Running Out of Options
I am a runner. I feel like since I’m in the middle of training and fundraising to participate in the New York marathon this year, I can officially say that. I can talk about compression socks and kinesio tape with the best of them, and debate the merits of chia seeds with seasoned professionals. Or at least anyone who gets it. Being that I also live in New York, most of my training has been done in and around the city. I’ve had to plan out routes online, avoiding tourist traps and major intersections, and try to find just enough open stretches of space to make it 16 miles; trust me, there’s only a certain amount of times that one can loop Central Park without wanting to go absolutely bonkers.

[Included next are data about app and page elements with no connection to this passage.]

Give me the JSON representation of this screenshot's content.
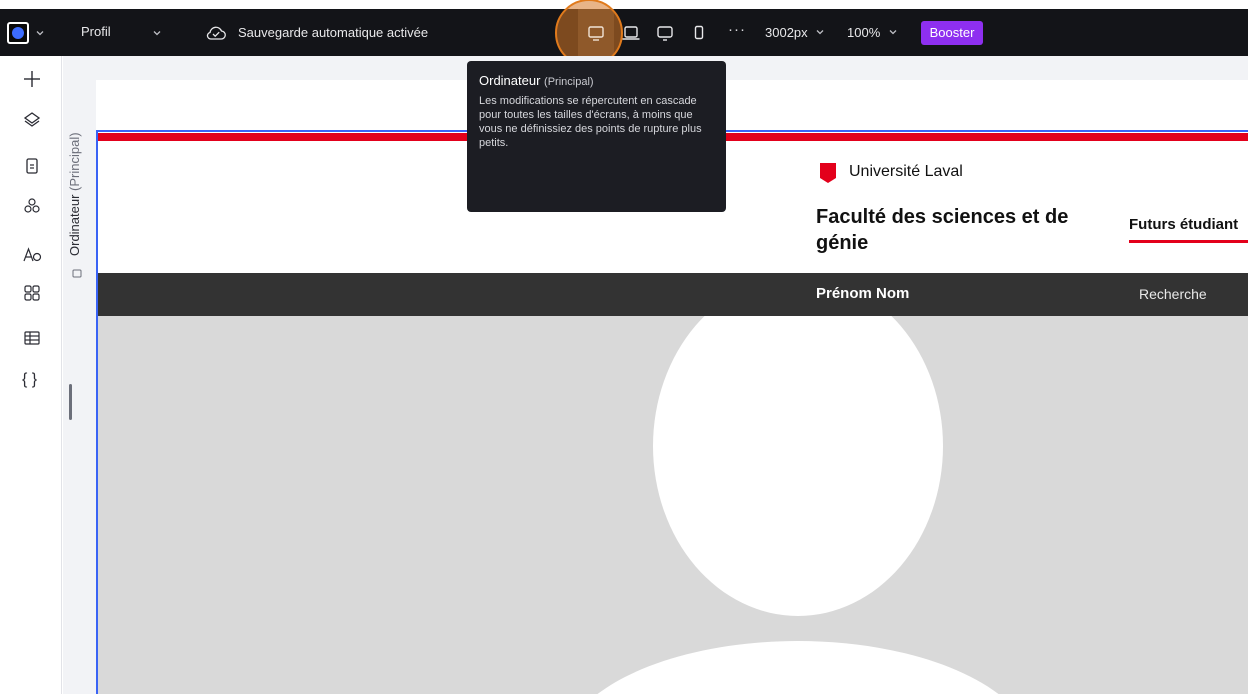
{
  "topbar": {
    "profile_label": "Profil",
    "autosave_label": "Sauvegarde automatique activée",
    "more_label": "···",
    "width_value": "3002px",
    "zoom_value": "100%",
    "booster_label": "Booster",
    "booster_color": "#8e2ff0",
    "breakpoints": [
      {
        "icon": "desktop-icon",
        "active": true
      },
      {
        "icon": "laptop-icon",
        "active": false
      },
      {
        "icon": "tablet-landscape-icon",
        "active": false
      },
      {
        "icon": "mobile-icon",
        "active": false
      }
    ]
  },
  "rail": {
    "items": [
      {
        "icon": "add-icon"
      },
      {
        "icon": "layers-icon"
      },
      {
        "icon": "page-icon"
      },
      {
        "icon": "components-icon"
      },
      {
        "icon": "typography-icon"
      },
      {
        "icon": "apps-grid-icon"
      },
      {
        "icon": "table-icon"
      },
      {
        "icon": "code-icon",
        "label": "{ }"
      }
    ]
  },
  "canvas": {
    "breakpoint_label": "Ordinateur",
    "breakpoint_sub": "(Principal)"
  },
  "site": {
    "university": "Université Laval",
    "faculty": "Faculté des sciences et de génie",
    "futurs": "Futurs étudiant",
    "nav_name": "Prénom  Nom",
    "nav_search": "Recherche",
    "accent_red": "#e3001b"
  },
  "tooltip": {
    "title": "Ordinateur",
    "title_sub": "(Principal)",
    "body": "Les modifications se répercutent en cascade pour toutes les tailles d'écrans, à moins que vous ne définissiez des points de rupture plus petits."
  }
}
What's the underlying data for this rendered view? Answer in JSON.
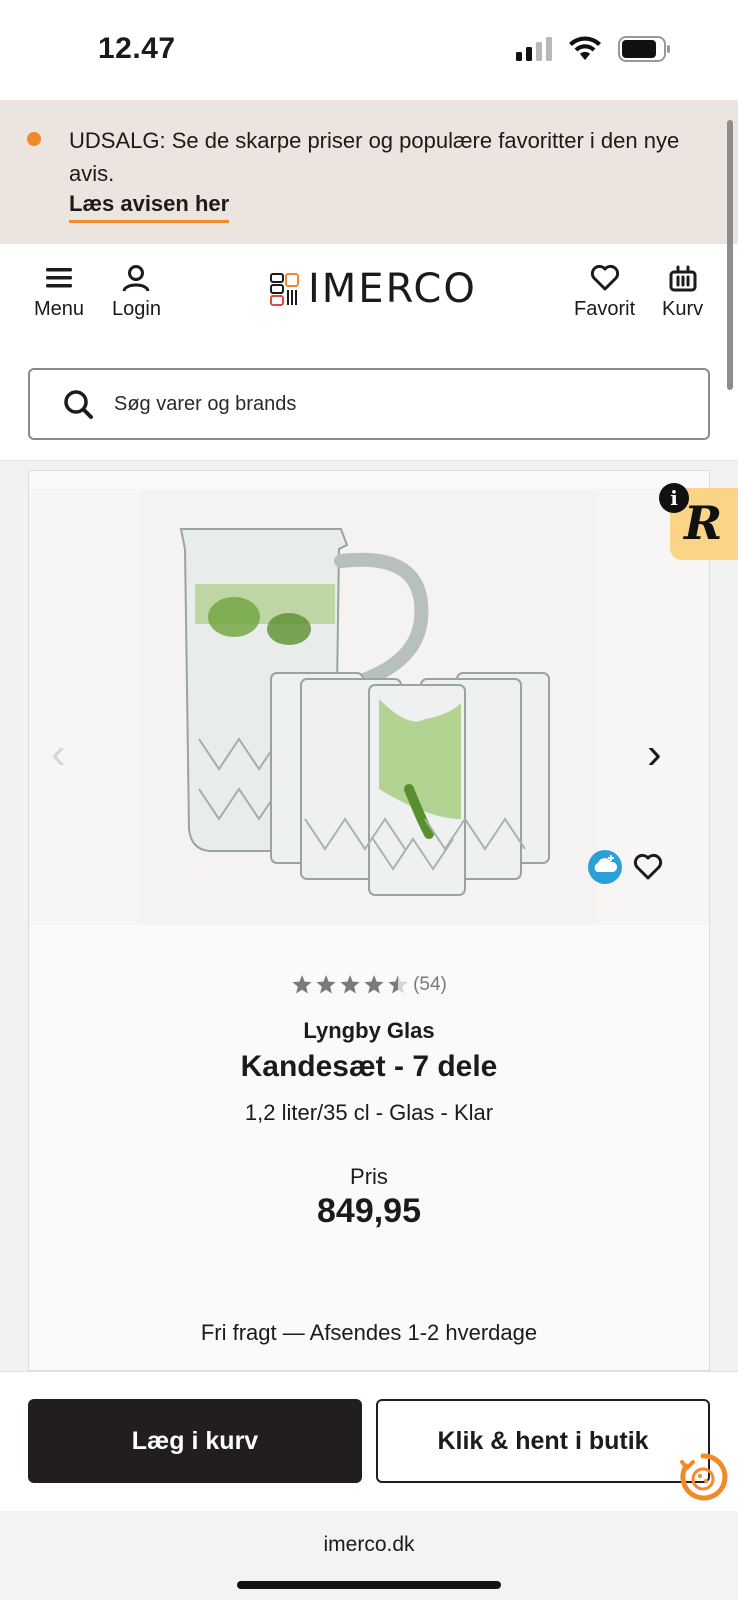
{
  "status_bar": {
    "time": "12.47"
  },
  "promo": {
    "text": "UDSALG: Se de skarpe priser og populære favoritter i den nye avis.",
    "link": "Læs avisen her",
    "accent": "#f38a2a"
  },
  "header": {
    "menu_label": "Menu",
    "login_label": "Login",
    "logo_text": "IMERCO",
    "favorite_label": "Favorit",
    "cart_label": "Kurv"
  },
  "search": {
    "placeholder": "Søg varer og brands"
  },
  "badge": {
    "letter": "R",
    "info": "i"
  },
  "product": {
    "rating_value": 4.5,
    "review_count": "(54)",
    "brand": "Lyngby Glas",
    "title": "Kandesæt - 7 dele",
    "subtitle": "1,2 liter/35 cl - Glas - Klar",
    "price_label": "Pris",
    "price": "849,95",
    "shipping": "Fri fragt — Afsendes 1-2 hverdage"
  },
  "actions": {
    "add_to_cart": "Læg i kurv",
    "click_collect": "Klik & hent i butik"
  },
  "browser": {
    "url": "imerco.dk"
  },
  "colors": {
    "dark": "#221e1f",
    "promo_bg": "#ece4de",
    "accent": "#f38a2a",
    "badge": "#fbd488",
    "cloud": "#2b9fd8"
  }
}
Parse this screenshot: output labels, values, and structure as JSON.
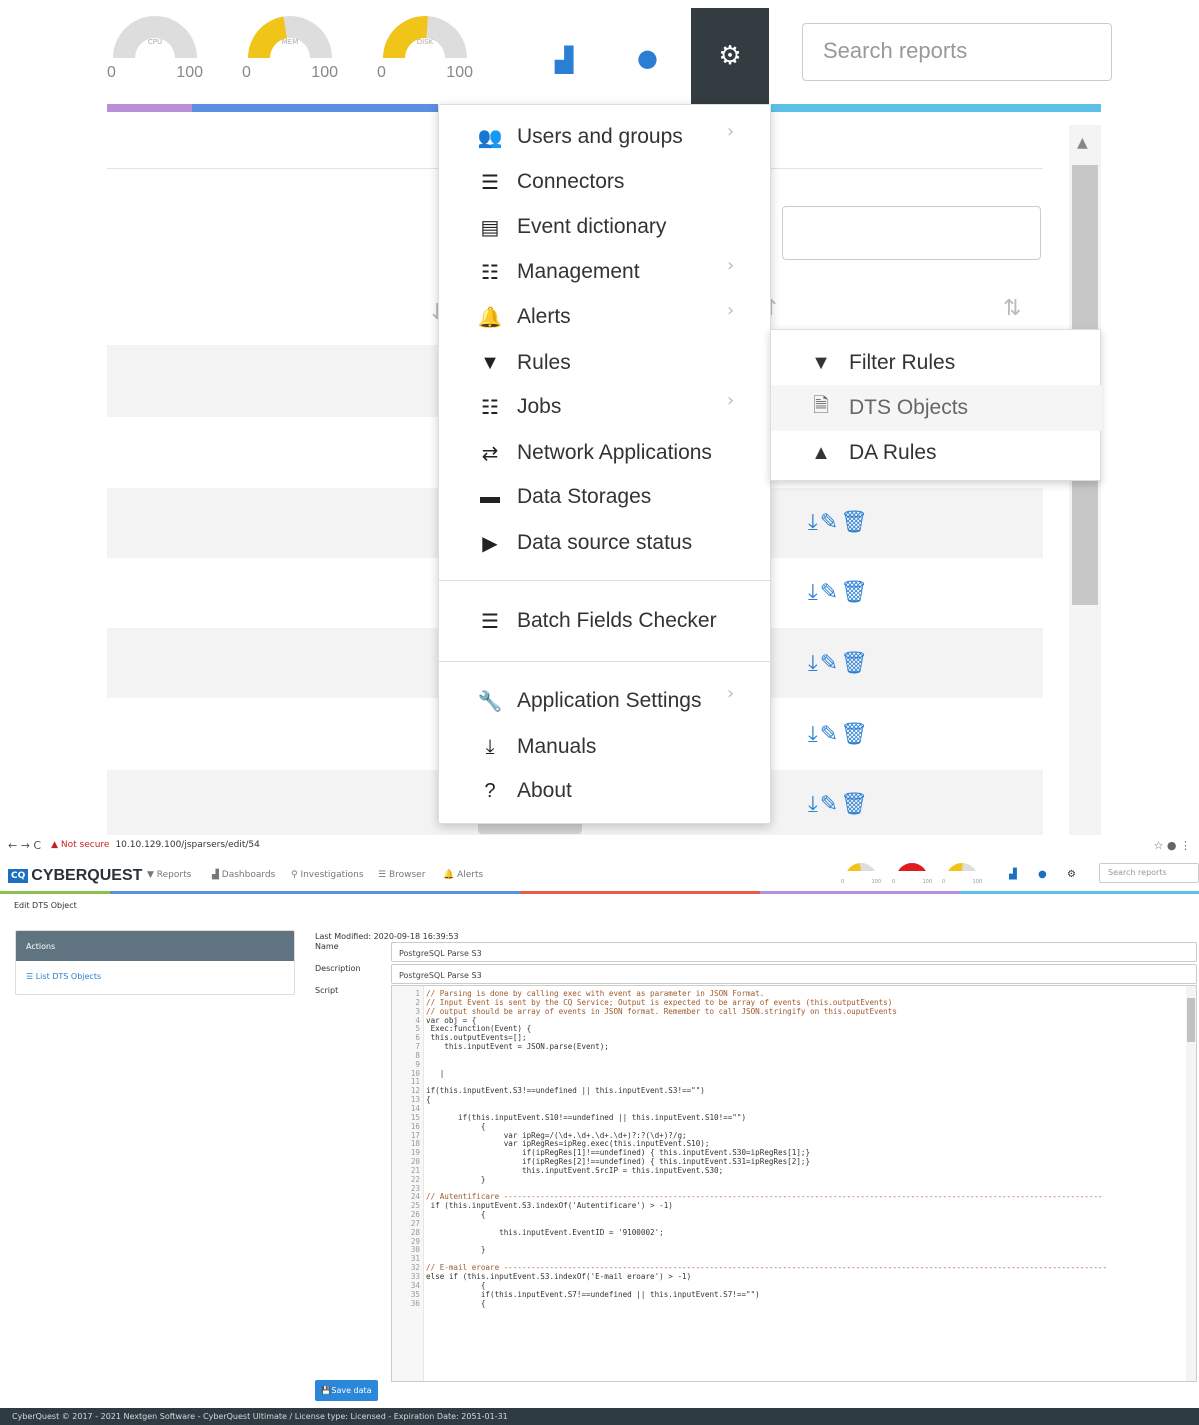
{
  "zoom": {
    "gauges": [
      {
        "label": "CPU",
        "min": "0",
        "max": "100",
        "fill_pct": 0
      },
      {
        "label": "MEM",
        "min": "0",
        "max": "100",
        "fill_pct": 45
      },
      {
        "label": "DISK",
        "min": "0",
        "max": "100",
        "fill_pct": 52
      }
    ],
    "search_placeholder": "Search reports",
    "menu": {
      "items": [
        {
          "label": "Users and groups",
          "icon": "users-icon"
        },
        {
          "label": "Connectors",
          "icon": "database-icon"
        },
        {
          "label": "Event dictionary",
          "icon": "book-icon"
        },
        {
          "label": "Management",
          "icon": "tasks-icon"
        },
        {
          "label": "Alerts",
          "icon": "bell-icon"
        },
        {
          "label": "Rules",
          "icon": "filter-icon"
        },
        {
          "label": "Jobs",
          "icon": "tasks-icon"
        },
        {
          "label": "Network Applications",
          "icon": "exchange-icon"
        },
        {
          "label": "Data Storages",
          "icon": "hdd-icon"
        },
        {
          "label": "Data source status",
          "icon": "play-circle-icon"
        },
        {
          "label": "Batch Fields Checker",
          "icon": "database-icon"
        },
        {
          "label": "Application Settings",
          "icon": "wrench-icon"
        },
        {
          "label": "Manuals",
          "icon": "download-icon"
        },
        {
          "label": "About",
          "icon": "question-circle-icon"
        }
      ],
      "submenu": [
        {
          "label": "Filter Rules",
          "icon": "filter-icon"
        },
        {
          "label": "DTS Objects",
          "icon": "file-code-icon"
        },
        {
          "label": "DA Rules",
          "icon": "tree-icon"
        }
      ]
    }
  },
  "browser": {
    "not_secure": "Not secure",
    "url": "10.10.129.100/jsparsers/edit/54"
  },
  "app": {
    "brand": "CYBERQUEST",
    "brand_badge": "CQ",
    "nav": [
      "Reports",
      "Dashboards",
      "Investigations",
      "Browser",
      "Alerts"
    ],
    "search_placeholder": "Search reports",
    "mini_gauges": [
      {
        "min": "0",
        "max": "100",
        "color": "#f0c419"
      },
      {
        "min": "0",
        "max": "100",
        "color": "#e01b1b"
      },
      {
        "min": "0",
        "max": "100",
        "color": "#f0c419"
      }
    ]
  },
  "page": {
    "title": "Edit DTS Object",
    "panel_header": "Actions",
    "panel_link": "List DTS Objects",
    "last_modified": "Last Modified: 2020-09-18 16:39:53",
    "name_label": "Name",
    "name_value": "PostgreSQL Parse S3",
    "description_label": "Description",
    "description_value": "PostgreSQL Parse S3",
    "script_label": "Script",
    "save_label": "Save data",
    "footer": "CyberQuest © 2017 - 2021 Nextgen Software - CyberQuest Ultimate / License type: Licensed - Expiration Date: 2051-01-31"
  },
  "code_lines": [
    "// Parsing is done by calling exec with event as parameter in JSON Format.",
    "// Input Event is sent by the CQ Service; Output is expected to be array of events (this.outputEvents)",
    "// output should be array of events in JSON format. Remember to call JSON.stringify on this.ouputEvents",
    "var obj = {",
    " Exec:function(Event) {",
    " this.outputEvents=[];",
    "    this.inputEvent = JSON.parse(Event);",
    "",
    "",
    "   |",
    "",
    "if(this.inputEvent.S3!==undefined || this.inputEvent.S3!==\"\")",
    "{",
    "",
    "       if(this.inputEvent.S10!==undefined || this.inputEvent.S10!==\"\")",
    "            {",
    "                 var ipReg=/(\\d+.\\d+.\\d+.\\d+)?:?(\\d+)?/g;",
    "                 var ipRegRes=ipReg.exec(this.inputEvent.S10);",
    "                     if(ipRegRes[1]!==undefined) { this.inputEvent.S30=ipRegRes[1];}",
    "                     if(ipRegRes[2]!==undefined) { this.inputEvent.S31=ipRegRes[2];}",
    "                     this.inputEvent.SrcIP = this.inputEvent.S30;",
    "            }",
    "",
    "// Autentificare -----------------------------------------------------------------------------------------------------------------------------------",
    " if (this.inputEvent.S3.indexOf('Autentificare') > -1)",
    "            {",
    "",
    "                this.inputEvent.EventID = '9100002';",
    "",
    "            }",
    "",
    "// E-mail eroare ------------------------------------------------------------------------------------------------------------------------------------",
    "else if (this.inputEvent.S3.indexOf('E-mail eroare') > -1)",
    "            {",
    "            if(this.inputEvent.S7!==undefined || this.inputEvent.S7!==\"\")",
    "            {"
  ]
}
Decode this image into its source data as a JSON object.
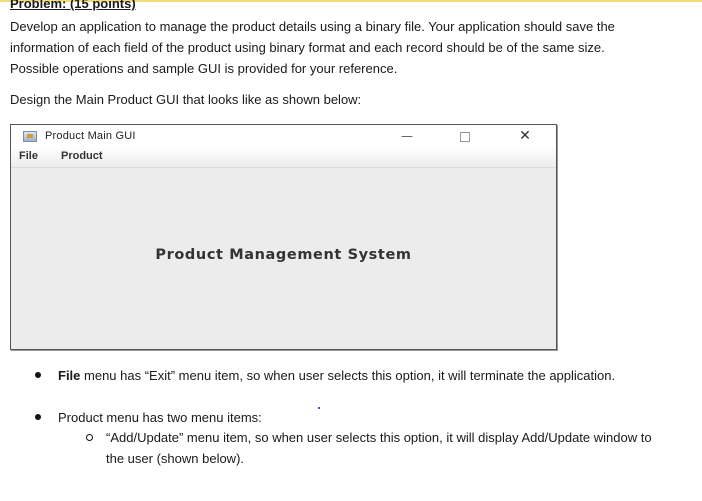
{
  "document": {
    "problem_title": "Problem: (15 points)",
    "intro": "Develop an application to manage the product details using a binary file. Your application should save the information of each field of the product using binary format and each record should be of the same size. Possible operations and sample GUI is provided for your reference.",
    "design_line": "Design the Main Product GUI that looks like as shown below:"
  },
  "window": {
    "title": "Product Main GUI",
    "controls": {
      "minimize": "—",
      "close": "✕"
    },
    "menus": [
      "File",
      "Product"
    ],
    "heading": "Product Management System"
  },
  "bullets": {
    "file_menu_lead": "File",
    "file_menu_text": " menu has “Exit” menu item, so when user selects this option, it will terminate the application.",
    "product_menu_text": "Product menu has two menu items:",
    "add_update_text": "“Add/Update” menu item, so when user selects this option, it will display Add/Update window to the user (shown below)."
  },
  "colors": {
    "top_border": "#f3dc7a",
    "window_bg": "#ececec"
  }
}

This also means that I’ve had to search out places for running gear; gels, shoes, the aforementioned compression socks (which compressed a little too well, I’m afraid) and good places for that perfect post-run bagel with smoked salmon. Now, for those unfamiliar with the city, New York is a big place. A huge place. A college friend of mine once joked that Boston was the size of Central Park (we went to school just outside of Boston) and now I see that this is true.
Due to the size and girth of this utterly mystifying city (NYC, not Boston), I’ve had to rely on internet searches more often than not to find places and what I need. For instance, my running needs require some bizarre items, and I need to find certain stores and businesses that cater to this. Googling gets one do far – to the closest major sporting-goods stores, mostly. So where are the small running businesses hiding?
Well, according to a new report by the Center for an Urban Future, specialty stores run by kindly, knowledgeable folk are less visible online. You see, the report reveals many mom-and-pops do not have websites or do online marketing; this information was gleaned from a survey of 239 small business owners across the city. In terms of online presences, smaller stores seem to be scant: 81% of non-lower/middle income (LMI) businesses reported having a website and only 59% of LMI businesses did. Two-thirds of respondents said they used social media, and only 60 percent of those surveyed said that they had an email address tied to a professional domain name associated with their business.
In the same release, Jonathan Bowles, the Center’s executive director made the telling comment: “Technology is no longer an option for small businesses to remain competitive. It’s absolutely essential in today’s digital age.”
While I’m not saying that everyone has to rush out and set up their own website, the message here is clear: having a digital homebase and footprint are now necessary for one to be found online. Yes, many people shy away from Facebook because they’d rather not see ex-classmates from years ago, but from a business perspective, a Facebook page may make the difference between someone eager to spend lots of money on running gear coming to your niche store, or having to sadly trek back to a faceless big box.
There’s been a huge shift in how we receive information, and how people market their companies and themselves. For the most part, these changes are subtle, but it’s a surprise when such a reminder clues one in to how differently we operate today. And while no one wants to see a reduction in the opportunity to choose where and how they shop, it seems that smaller companies are going to need education and access to digital tools in order to remain competitive in the future.